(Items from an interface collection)
-*-

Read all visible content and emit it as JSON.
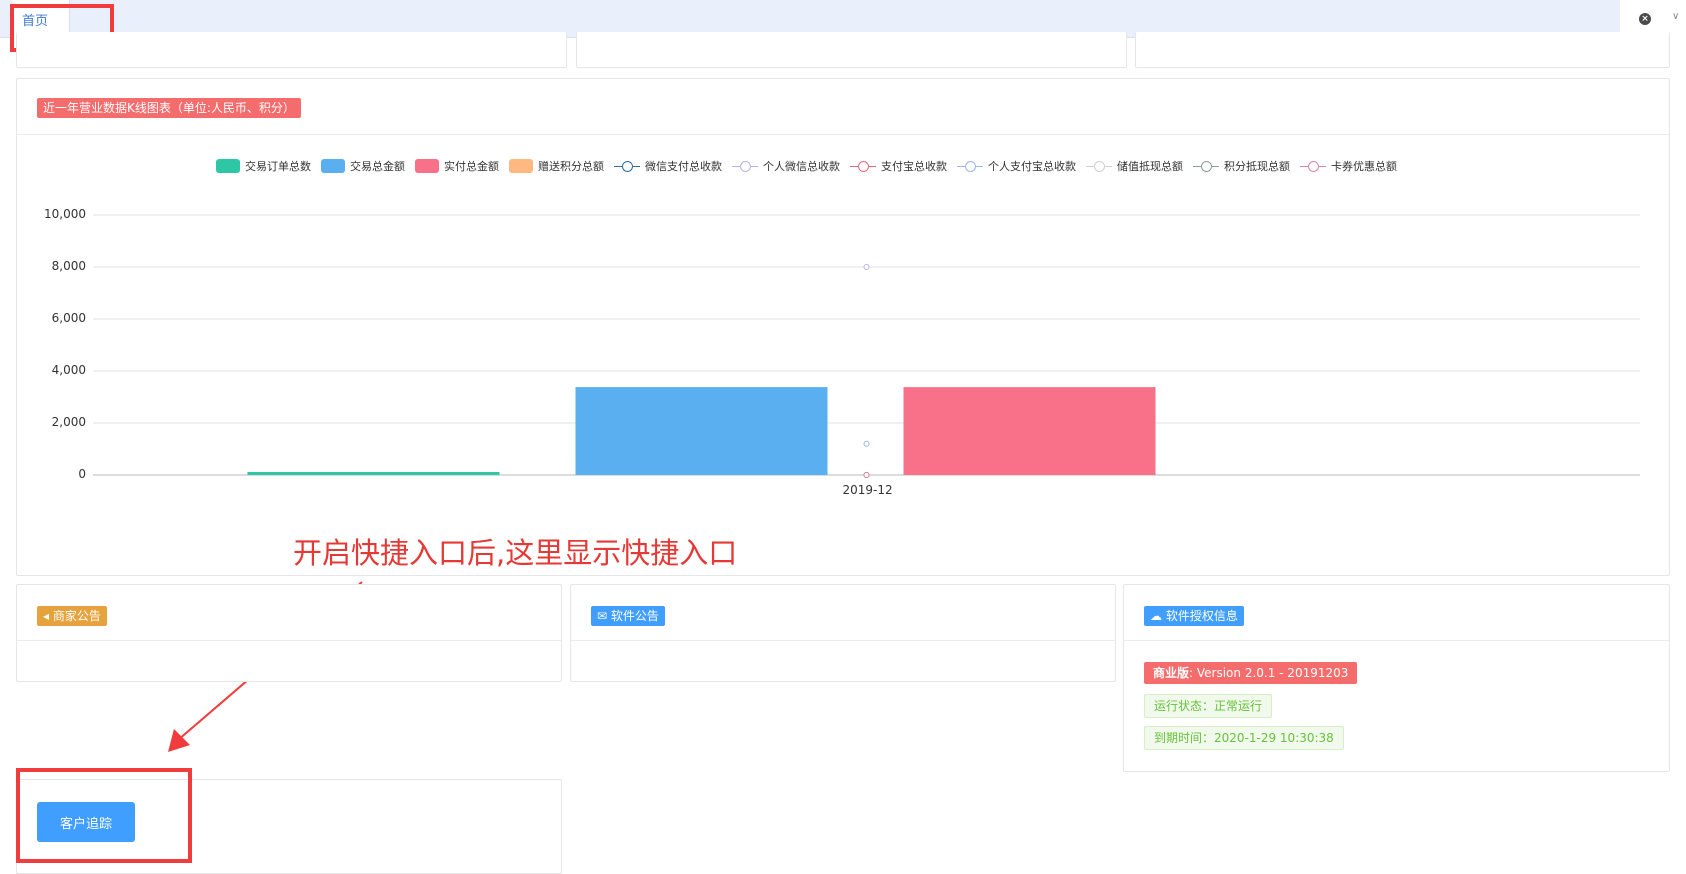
{
  "tabs": {
    "home_label": "首页",
    "close_icon": "close-circle-icon",
    "more_icon": "chevron-down-icon"
  },
  "chart_card": {
    "title": "近一年营业数据K线图表（单位:人民币、积分）"
  },
  "chart_data": {
    "type": "bar",
    "categories": [
      "2019-12"
    ],
    "ylim": [
      0,
      10000
    ],
    "yticks": [
      "10,000",
      "8,000",
      "6,000",
      "4,000",
      "2,000",
      "0"
    ],
    "grid": true,
    "legend_placement": "top-center",
    "series": [
      {
        "name": "交易订单总数",
        "kind": "bar",
        "color": "#2ec7a6",
        "values": [
          100
        ]
      },
      {
        "name": "交易总金额",
        "kind": "bar",
        "color": "#5aaff0",
        "values": [
          3380
        ]
      },
      {
        "name": "实付总金额",
        "kind": "bar",
        "color": "#f97089",
        "values": [
          3380
        ]
      },
      {
        "name": "赠送积分总额",
        "kind": "bar",
        "color": "#ffb980",
        "values": [
          0
        ]
      },
      {
        "name": "微信支付总收款",
        "kind": "line",
        "color": "#2d6f9e",
        "values": [
          0
        ]
      },
      {
        "name": "个人微信总收款",
        "kind": "line",
        "color": "#b7b3e6",
        "values": [
          8000
        ]
      },
      {
        "name": "支付宝总收款",
        "kind": "line",
        "color": "#e06b7e",
        "values": [
          0
        ]
      },
      {
        "name": "个人支付宝总收款",
        "kind": "line",
        "color": "#9bb6ea",
        "values": [
          1200
        ]
      },
      {
        "name": "储值抵现总额",
        "kind": "line",
        "color": "#d0d0d0",
        "values": [
          0
        ]
      },
      {
        "name": "积分抵现总额",
        "kind": "line",
        "color": "#8a9e94",
        "values": [
          0
        ]
      },
      {
        "name": "卡券优惠总额",
        "kind": "line",
        "color": "#d88aa4",
        "values": [
          0
        ]
      }
    ]
  },
  "annotation": {
    "text": "开启快捷入口后,这里显示快捷入口"
  },
  "merchant_notice": {
    "icon": "megaphone-icon",
    "title": "商家公告"
  },
  "software_notice": {
    "icon": "envelope-icon",
    "title": "软件公告"
  },
  "license": {
    "icon": "cloud-icon",
    "title": "软件授权信息",
    "edition_label": "商业版",
    "edition_value": ": Version 2.0.1 - 20191203",
    "status_text": "运行状态：正常运行",
    "expire_text": "到期时间：2020-1-29 10:30:38"
  },
  "quick_entry": {
    "button_label": "客户追踪"
  },
  "colors": {
    "accent": "#409eff",
    "danger": "#f56c6c",
    "warning": "#e6a23c",
    "success": "#67c23a",
    "annotation_red": "#e53935"
  }
}
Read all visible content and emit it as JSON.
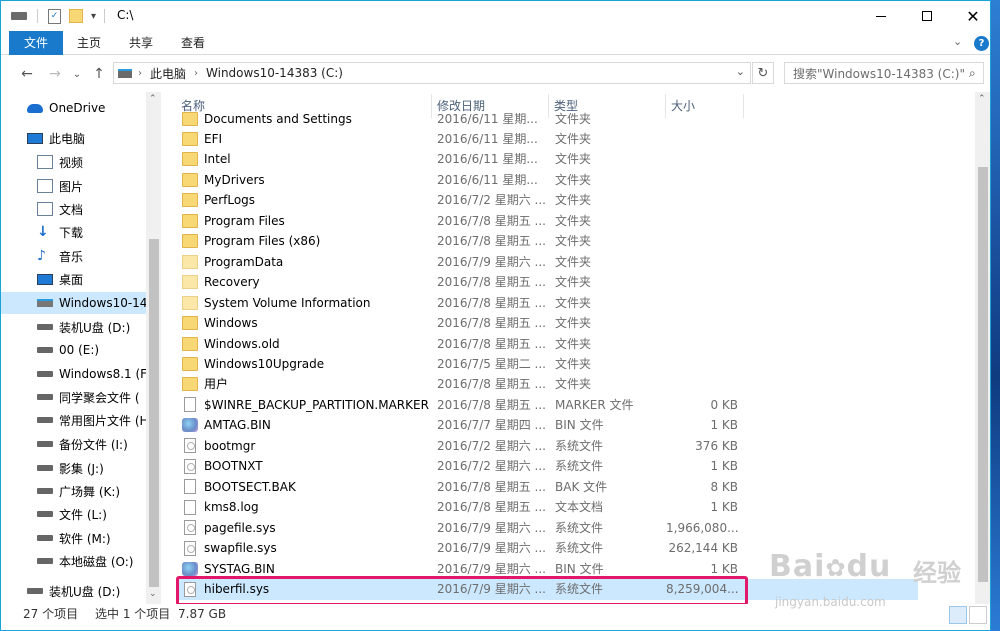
{
  "window": {
    "title": "C:\\"
  },
  "ribbon": {
    "tabs": [
      "文件",
      "主页",
      "共享",
      "查看"
    ]
  },
  "address": {
    "path": [
      "此电脑",
      "Windows10-14383 (C:)"
    ],
    "search_placeholder": "搜索\"Windows10-14383 (C:)\""
  },
  "nav_tree": [
    {
      "label": "OneDrive",
      "icon": "onedrive-icon"
    },
    {
      "label": "此电脑",
      "icon": "pc-icon"
    },
    {
      "label": "视频",
      "icon": "video-folder-icon"
    },
    {
      "label": "图片",
      "icon": "pictures-folder-icon"
    },
    {
      "label": "文档",
      "icon": "documents-folder-icon"
    },
    {
      "label": "下载",
      "icon": "download-icon"
    },
    {
      "label": "音乐",
      "icon": "music-icon"
    },
    {
      "label": "桌面",
      "icon": "desktop-icon"
    },
    {
      "label": "Windows10-14",
      "icon": "system-drive-icon",
      "selected": true
    },
    {
      "label": "装机U盘 (D:)",
      "icon": "drive-icon"
    },
    {
      "label": "00 (E:)",
      "icon": "drive-icon"
    },
    {
      "label": "Windows8.1 (F:",
      "icon": "drive-icon"
    },
    {
      "label": "同学聚会文件 (",
      "icon": "drive-icon"
    },
    {
      "label": "常用图片文件 (H",
      "icon": "drive-icon"
    },
    {
      "label": "备份文件 (I:)",
      "icon": "drive-icon"
    },
    {
      "label": "影集 (J:)",
      "icon": "drive-icon"
    },
    {
      "label": "广场舞 (K:)",
      "icon": "drive-icon"
    },
    {
      "label": "文件 (L:)",
      "icon": "drive-icon"
    },
    {
      "label": "软件 (M:)",
      "icon": "drive-icon"
    },
    {
      "label": "本地磁盘 (O:)",
      "icon": "drive-icon"
    },
    {
      "label": "装机U盘 (D:)",
      "icon": "drive-icon"
    }
  ],
  "columns": {
    "name": "名称",
    "date": "修改日期",
    "type": "类型",
    "size": "大小"
  },
  "files": [
    {
      "name": "Documents and Settings",
      "date": "2016/6/11 星期...",
      "type": "文件夹",
      "size": "",
      "icon": "shortcut-folder-icon"
    },
    {
      "name": "EFI",
      "date": "2016/6/11 星期...",
      "type": "文件夹",
      "size": "",
      "icon": "folder-icon"
    },
    {
      "name": "Intel",
      "date": "2016/6/11 星期...",
      "type": "文件夹",
      "size": "",
      "icon": "folder-icon"
    },
    {
      "name": "MyDrivers",
      "date": "2016/6/11 星期...",
      "type": "文件夹",
      "size": "",
      "icon": "folder-icon"
    },
    {
      "name": "PerfLogs",
      "date": "2016/7/2 星期六 ...",
      "type": "文件夹",
      "size": "",
      "icon": "folder-icon"
    },
    {
      "name": "Program Files",
      "date": "2016/7/8 星期五 ...",
      "type": "文件夹",
      "size": "",
      "icon": "folder-icon"
    },
    {
      "name": "Program Files (x86)",
      "date": "2016/7/8 星期五 ...",
      "type": "文件夹",
      "size": "",
      "icon": "folder-icon"
    },
    {
      "name": "ProgramData",
      "date": "2016/7/9 星期六 ...",
      "type": "文件夹",
      "size": "",
      "icon": "hidden-folder-icon"
    },
    {
      "name": "Recovery",
      "date": "2016/7/8 星期五 ...",
      "type": "文件夹",
      "size": "",
      "icon": "hidden-folder-icon"
    },
    {
      "name": "System Volume Information",
      "date": "2016/7/8 星期五 ...",
      "type": "文件夹",
      "size": "",
      "icon": "hidden-folder-icon"
    },
    {
      "name": "Windows",
      "date": "2016/7/8 星期五 ...",
      "type": "文件夹",
      "size": "",
      "icon": "folder-icon"
    },
    {
      "name": "Windows.old",
      "date": "2016/7/8 星期五 ...",
      "type": "文件夹",
      "size": "",
      "icon": "folder-icon"
    },
    {
      "name": "Windows10Upgrade",
      "date": "2016/7/5 星期二 ...",
      "type": "文件夹",
      "size": "",
      "icon": "folder-icon"
    },
    {
      "name": "用户",
      "date": "2016/7/8 星期五 ...",
      "type": "文件夹",
      "size": "",
      "icon": "folder-icon"
    },
    {
      "name": "$WINRE_BACKUP_PARTITION.MARKER",
      "date": "2016/7/8 星期五 ...",
      "type": "MARKER 文件",
      "size": "0 KB",
      "icon": "file-icon"
    },
    {
      "name": "AMTAG.BIN",
      "date": "2016/7/7 星期四 ...",
      "type": "BIN 文件",
      "size": "1 KB",
      "icon": "bin-file-icon"
    },
    {
      "name": "bootmgr",
      "date": "2016/7/2 星期六 ...",
      "type": "系统文件",
      "size": "376 KB",
      "icon": "system-file-icon"
    },
    {
      "name": "BOOTNXT",
      "date": "2016/7/2 星期六 ...",
      "type": "系统文件",
      "size": "1 KB",
      "icon": "system-file-icon"
    },
    {
      "name": "BOOTSECT.BAK",
      "date": "2016/7/8 星期五 ...",
      "type": "BAK 文件",
      "size": "8 KB",
      "icon": "file-icon"
    },
    {
      "name": "kms8.log",
      "date": "2016/7/8 星期五 ...",
      "type": "文本文档",
      "size": "1 KB",
      "icon": "text-file-icon"
    },
    {
      "name": "pagefile.sys",
      "date": "2016/7/9 星期六 ...",
      "type": "系统文件",
      "size": "1,966,080...",
      "icon": "system-file-icon"
    },
    {
      "name": "swapfile.sys",
      "date": "2016/7/9 星期六 ...",
      "type": "系统文件",
      "size": "262,144 KB",
      "icon": "system-file-icon"
    },
    {
      "name": "SYSTAG.BIN",
      "date": "2016/7/9 星期六 ...",
      "type": "BIN 文件",
      "size": "1 KB",
      "icon": "bin-file-icon"
    },
    {
      "name": "hiberfil.sys",
      "date": "2016/7/9 星期六 ...",
      "type": "系统文件",
      "size": "8,259,004...",
      "icon": "system-file-icon",
      "selected": true
    }
  ],
  "status": {
    "count": "27 个项目",
    "selection": "选中 1 个项目",
    "size": "7.87 GB"
  },
  "watermark": {
    "brand": "Bai",
    "brand2": "du",
    "cn": "经验",
    "url": "jingyan.baidu.com"
  },
  "colors": {
    "accent": "#1979ca",
    "selection": "#cce8ff",
    "highlight": "#e3176a"
  }
}
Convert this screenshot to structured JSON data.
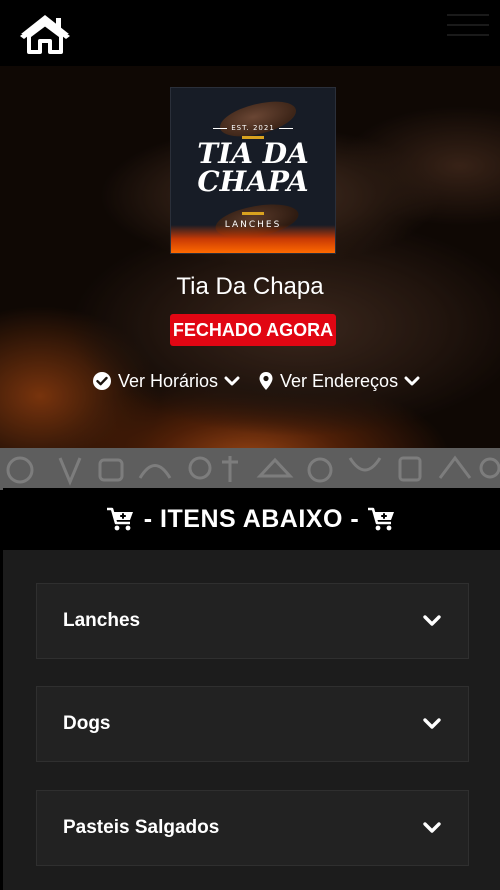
{
  "header": {
    "home_icon": "home-icon",
    "menu_icon": "hamburger-menu-icon"
  },
  "hero": {
    "logo": {
      "est": "EST. 2021",
      "brand_line1": "TIA DA",
      "brand_line2": "CHAPA",
      "sub": "LANCHES"
    },
    "store_name": "Tia Da Chapa",
    "status": "FECHADO AGORA",
    "status_color": "#e10613",
    "hours_link": "Ver Horários",
    "address_link": "Ver Endereços"
  },
  "items_section": {
    "title": "- ITENS ABAIXO -",
    "icon": "cart-plus-icon"
  },
  "categories": [
    {
      "label": "Lanches"
    },
    {
      "label": "Dogs"
    },
    {
      "label": "Pasteis Salgados"
    }
  ]
}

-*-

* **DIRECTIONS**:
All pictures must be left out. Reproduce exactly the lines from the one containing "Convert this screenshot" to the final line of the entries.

* **RESULT FOR THIS TASK**:
Convert this screenshot to structured JSON data.
{
  "header": {
    "home_icon": "home-icon",
    "menu_icon": "hamburger-menu-icon"
  },
  "hero": {
    "logo": {
      "est": "EST. 2021",
      "brand_line1": "TIA DA",
      "brand_line2": "CHAPA",
      "sub": "LANCHES"
    },
    "store_name": "Tia Da Chapa",
    "status": "FECHADO AGORA",
    "status_color": "#e10613",
    "hours_link": "Ver Horários",
    "address_link": "Ver Endereços"
  },
  "items_section": {
    "title": "- ITENS ABAIXO -",
    "icon": "cart-plus-icon"
  },
  "categories": [
    {
      "label": "Lanches"
    },
    {
      "label": "Dogs"
    },
    {
      "label": "Pasteis Salgados"
    }
  ]
}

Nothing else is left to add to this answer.